**TASK PROMPT**. In the records that follow, how many lines contain the word "SendYouTubeMessage"? Give only that figure.

**MATERIAL PROVIDED**.
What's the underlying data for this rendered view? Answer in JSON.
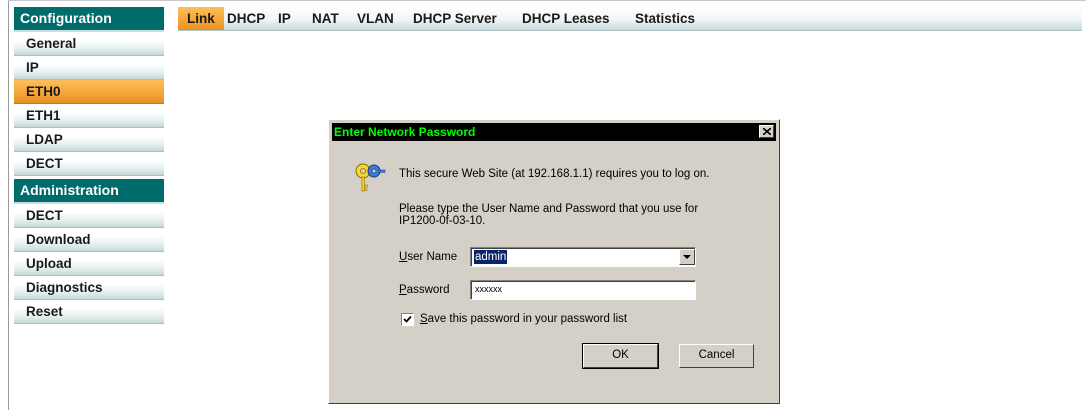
{
  "sidebar": {
    "configuration": {
      "title": "Configuration",
      "items": [
        "General",
        "IP",
        "ETH0",
        "ETH1",
        "LDAP",
        "DECT"
      ],
      "active": "ETH0"
    },
    "administration": {
      "title": "Administration",
      "items": [
        "DECT",
        "Download",
        "Upload",
        "Diagnostics",
        "Reset"
      ]
    }
  },
  "tabs": {
    "items": [
      "Link",
      "DHCP",
      "IP",
      "NAT",
      "VLAN",
      "DHCP Server",
      "DHCP Leases",
      "Statistics"
    ],
    "active": "Link"
  },
  "dialog": {
    "title": "Enter Network Password",
    "close_glyph": "×",
    "message": "This secure Web Site (at 192.168.1.1) requires you to log on.",
    "instruction_line1": "Please type the User Name and Password that you use for",
    "instruction_line2": "IP1200-0f-03-10.",
    "username_label_u": "U",
    "username_label_rest": "ser Name",
    "username_value": "admin",
    "password_label_u": "P",
    "password_label_rest": "assword",
    "password_value": "xxxxxx",
    "save_label_u": "S",
    "save_label_rest": "ave this password in your password list",
    "save_checked": true,
    "ok_label": "OK",
    "cancel_label": "Cancel"
  },
  "colors": {
    "header_teal": "#006b6b",
    "active_orange": "#f4a63a",
    "dialog_title_text": "#00ff00",
    "dialog_face": "#d4d0c8"
  }
}
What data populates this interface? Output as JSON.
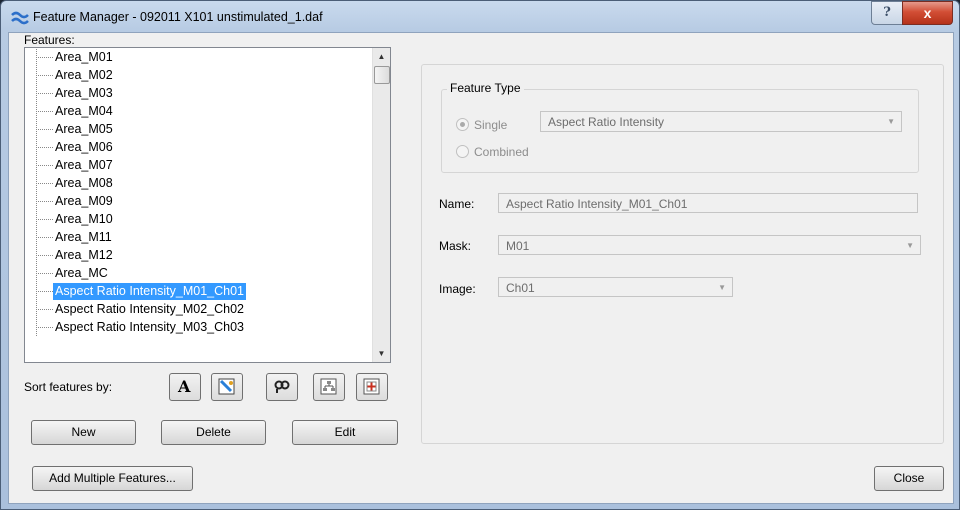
{
  "window": {
    "title": "Feature Manager - 092011 X101 unstimulated_1.daf",
    "help_label": "?",
    "close_label": "x"
  },
  "features_label": "Features:",
  "features": [
    "Area_M01",
    "Area_M02",
    "Area_M03",
    "Area_M04",
    "Area_M05",
    "Area_M06",
    "Area_M07",
    "Area_M08",
    "Area_M09",
    "Area_M10",
    "Area_M11",
    "Area_M12",
    "Area_MC",
    "Aspect Ratio Intensity_M01_Ch01",
    "Aspect Ratio Intensity_M02_Ch02",
    "Aspect Ratio Intensity_M03_Ch03"
  ],
  "selected_index": 13,
  "sort": {
    "label": "Sort features by:",
    "options": [
      "alphabetical-icon",
      "category-icon",
      "link-icon",
      "tree-icon",
      "add-icon"
    ]
  },
  "buttons": {
    "new": "New",
    "delete": "Delete",
    "edit": "Edit",
    "add_multiple": "Add Multiple Features...",
    "close": "Close"
  },
  "feature_type": {
    "title": "Feature Type",
    "single_label": "Single",
    "combined_label": "Combined",
    "selected": "Single",
    "type_value": "Aspect Ratio Intensity"
  },
  "name": {
    "label": "Name:",
    "value": "Aspect Ratio Intensity_M01_Ch01"
  },
  "mask": {
    "label": "Mask:",
    "value": "M01"
  },
  "image": {
    "label": "Image:",
    "value": "Ch01"
  },
  "colors": {
    "selection": "#3399ff",
    "close_button": "#d24e35"
  }
}
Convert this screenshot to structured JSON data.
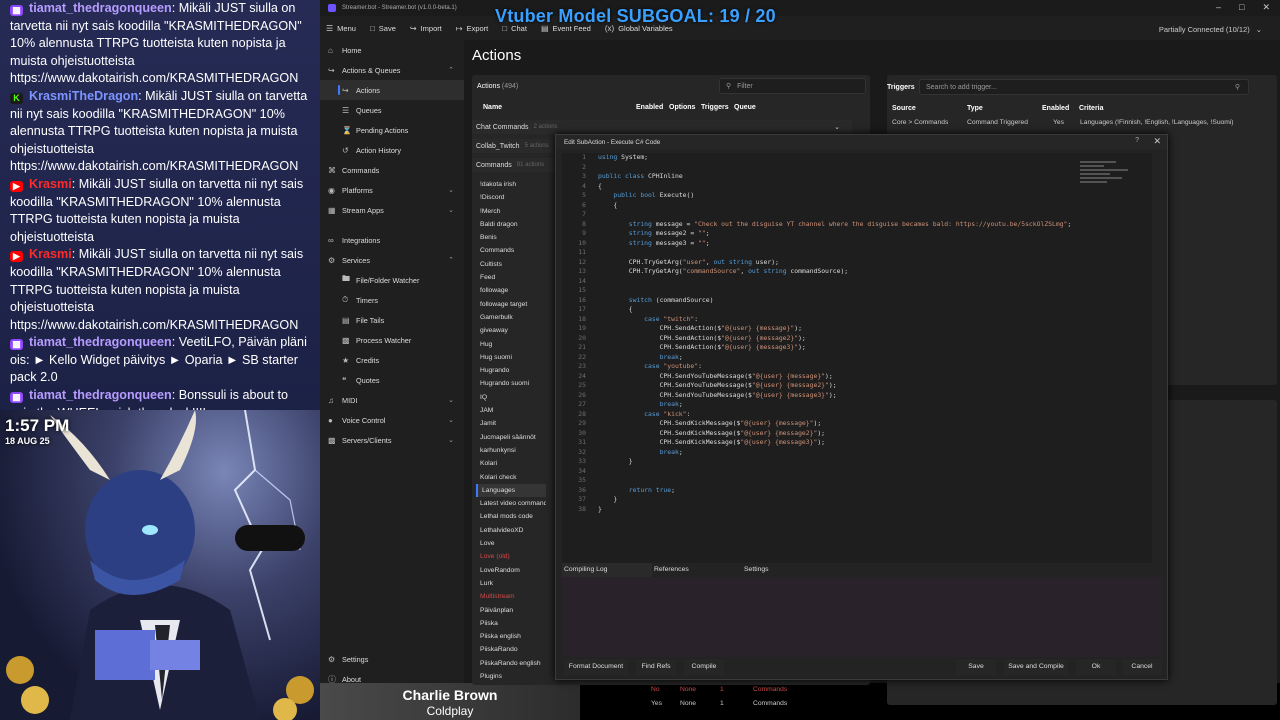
{
  "chat": {
    "messages": [
      {
        "platform": "twitch",
        "user": "tiamat_thedragonqueen",
        "text": ": Mikäli JUST siulla on tarvetta nii nyt sais koodilla \"KRASMITHEDRAGON\" 10% alennusta TTRPG tuotteista kuten nopista ja muista ohjeistuotteista https://www.dakotairish.com/KRASMITHEDRAGON"
      },
      {
        "platform": "kick",
        "user": "KrasmiTheDragon",
        "text": ": Mikäli JUST siulla on tarvetta nii nyt sais koodilla \"KRASMITHEDRAGON\" 10% alennusta TTRPG tuotteista kuten nopista ja muista ohjeistuotteista https://www.dakotairish.com/KRASMITHEDRAGON"
      },
      {
        "platform": "yt",
        "user": "Krasmi",
        "text": ": Mikäli JUST siulla on tarvetta nii nyt sais koodilla \"KRASMITHEDRAGON\" 10% alennusta TTRPG tuotteista kuten nopista ja muista ohjeistuotteista"
      },
      {
        "platform": "yt",
        "user": "Krasmi",
        "text": ": Mikäli JUST siulla on tarvetta nii nyt sais koodilla \"KRASMITHEDRAGON\" 10% alennusta TTRPG tuotteista kuten nopista ja muista ohjeistuotteista https://www.dakotairish.com/KRASMITHEDRAGON"
      },
      {
        "platform": "twitch",
        "user": "tiamat_thedragonqueen",
        "text": ": VeetiLFO, Päivän pläni ois: ► Kello Widget päivitys ► Oparia ► SB starter pack 2.0"
      },
      {
        "platform": "twitch",
        "user": "tiamat_thedragonqueen",
        "text": ": Bonssuli is about to spin the WHEEL, wish them luck!!!!"
      }
    ],
    "clock": "1:57 PM",
    "date": "18 AUG 25"
  },
  "now_playing": {
    "title": "Charlie Brown",
    "artist": "Coldplay"
  },
  "app": {
    "title": "Streamer.bot - Streamer.bot (v1.0.0-beta.1)",
    "subgoal": "Vtuber Model SUBGOAL: 19 / 20",
    "connection": "Partially Connected (10/12)",
    "toolbar": [
      "Menu",
      "Save",
      "Import",
      "Export",
      "Chat",
      "Event Feed",
      "Global Variables"
    ],
    "sidebar": [
      {
        "label": "Home",
        "icon": "home-icon",
        "sub": false
      },
      {
        "label": "Actions & Queues",
        "icon": "actions-icon",
        "sub": false,
        "chev": "^"
      },
      {
        "label": "Actions",
        "icon": "actions-icon",
        "sub": true,
        "sel": true
      },
      {
        "label": "Queues",
        "icon": "queue-icon",
        "sub": true
      },
      {
        "label": "Pending Actions",
        "icon": "pending-icon",
        "sub": true
      },
      {
        "label": "Action History",
        "icon": "history-icon",
        "sub": true
      },
      {
        "label": "Commands",
        "icon": "commands-icon",
        "sub": false
      },
      {
        "label": "Platforms",
        "icon": "platforms-icon",
        "sub": false,
        "chev": "v"
      },
      {
        "label": "Stream Apps",
        "icon": "apps-icon",
        "sub": false,
        "chev": "v"
      },
      {
        "label": "Integrations",
        "icon": "integrations-icon",
        "sub": false,
        "pad": true
      },
      {
        "label": "Services",
        "icon": "services-icon",
        "sub": false,
        "chev": "^"
      },
      {
        "label": "File/Folder Watcher",
        "icon": "folder-icon",
        "sub": true
      },
      {
        "label": "Timers",
        "icon": "timer-icon",
        "sub": true
      },
      {
        "label": "File Tails",
        "icon": "file-icon",
        "sub": true
      },
      {
        "label": "Process Watcher",
        "icon": "process-icon",
        "sub": true
      },
      {
        "label": "Credits",
        "icon": "credits-icon",
        "sub": true
      },
      {
        "label": "Quotes",
        "icon": "quotes-icon",
        "sub": true
      },
      {
        "label": "MIDI",
        "icon": "midi-icon",
        "sub": false,
        "chev": "v"
      },
      {
        "label": "Voice Control",
        "icon": "voice-icon",
        "sub": false,
        "chev": "v"
      },
      {
        "label": "Servers/Clients",
        "icon": "servers-icon",
        "sub": false,
        "chev": "v"
      }
    ],
    "sidebar_bottom": [
      "Settings",
      "About"
    ],
    "page_title": "Actions",
    "actions_header": "Actions",
    "actions_count": "(494)",
    "filter_placeholder": "Filter",
    "columns": [
      "Name",
      "Enabled",
      "Options",
      "Triggers",
      "Queue"
    ],
    "groups": [
      {
        "name": "Chat Commands",
        "count": "2 actions"
      },
      {
        "name": "Collab_Twitch",
        "count": "5 actions"
      },
      {
        "name": "Commands",
        "count": "91 actions"
      }
    ],
    "action_items": [
      {
        "name": "!dakota irish"
      },
      {
        "name": "!Discord"
      },
      {
        "name": "!Merch"
      },
      {
        "name": "Baldi dragon"
      },
      {
        "name": "Benis"
      },
      {
        "name": "Commands"
      },
      {
        "name": "Cultists"
      },
      {
        "name": "Feed"
      },
      {
        "name": "followage"
      },
      {
        "name": "followage target"
      },
      {
        "name": "Gamerbulk"
      },
      {
        "name": "giveaway"
      },
      {
        "name": "Hug"
      },
      {
        "name": "Hug suomi"
      },
      {
        "name": "Hugrando"
      },
      {
        "name": "Hugrando suomi"
      },
      {
        "name": "IQ"
      },
      {
        "name": "JAM"
      },
      {
        "name": "Jamit"
      },
      {
        "name": "Jucmapeli säännöt"
      },
      {
        "name": "karhunkynsi"
      },
      {
        "name": "Kolari"
      },
      {
        "name": "Kolari check"
      },
      {
        "name": "Languages",
        "sel": true
      },
      {
        "name": "Latest video command"
      },
      {
        "name": "Lethal mods code"
      },
      {
        "name": "LethalvideoXD"
      },
      {
        "name": "Love"
      },
      {
        "name": "Love (old)",
        "red": true
      },
      {
        "name": "LoveRandom"
      },
      {
        "name": "Lurk"
      },
      {
        "name": "Multistream",
        "red": true
      },
      {
        "name": "Päivänplan"
      },
      {
        "name": "Piiska"
      },
      {
        "name": "Piiska english"
      },
      {
        "name": "PiiskaRando"
      },
      {
        "name": "PiiskaRando english"
      },
      {
        "name": "Plugins"
      }
    ],
    "triggers": {
      "label": "Triggers",
      "search_placeholder": "Search to add trigger...",
      "columns": [
        "Source",
        "Type",
        "Enabled",
        "Criteria"
      ],
      "row": [
        "Core > Commands",
        "Command Triggered",
        "Yes",
        "Languages (!Finnish, !English, !Languages, !Suomi)"
      ]
    },
    "bottom_rows": [
      [
        "No",
        "None",
        "1",
        "Commands"
      ],
      [
        "Yes",
        "None",
        "1",
        "Commands"
      ]
    ]
  },
  "editor": {
    "title": "Edit SubAction - Execute C# Code",
    "code": [
      "using System;",
      "",
      "public class CPHInline",
      "{",
      "    public bool Execute()",
      "    {",
      "",
      "        string message = \"Check out the disguise YT channel where the disguise becames bald: https://youtu.be/5sckOlZSLmg\";",
      "        string message2 = \"\";",
      "        string message3 = \"\";",
      "",
      "        CPH.TryGetArg(\"user\", out string user);",
      "        CPH.TryGetArg(\"commandSource\", out string commandSource);",
      "",
      "",
      "        switch (commandSource)",
      "        {",
      "            case \"twitch\":",
      "                CPH.SendAction($\"@{user} {message}\");",
      "                CPH.SendAction($\"@{user} {message2}\");",
      "                CPH.SendAction($\"@{user} {message3}\");",
      "                break;",
      "            case \"youtube\":",
      "                CPH.SendYouTubeMessage($\"@{user} {message}\");",
      "                CPH.SendYouTubeMessage($\"@{user} {message2}\");",
      "                CPH.SendYouTubeMessage($\"@{user} {message3}\");",
      "                break;",
      "            case \"kick\":",
      "                CPH.SendKickMessage($\"@{user} {message}\");",
      "                CPH.SendKickMessage($\"@{user} {message2}\");",
      "                CPH.SendKickMessage($\"@{user} {message3}\");",
      "                break;",
      "        }",
      "",
      "",
      "        return true;",
      "    }",
      "}"
    ],
    "tabs": [
      "Compiling Log",
      "References",
      "Settings"
    ],
    "buttons_left": [
      "Format Document",
      "Find Refs",
      "Compile"
    ],
    "buttons_right": [
      "Save",
      "Save and Compile",
      "Ok",
      "Cancel"
    ]
  },
  "colors": {
    "accent": "#3a7bff",
    "subgoal": "#3aa0ff",
    "chat_bg": "#262b55"
  }
}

**YOUR SOLUTION**. 3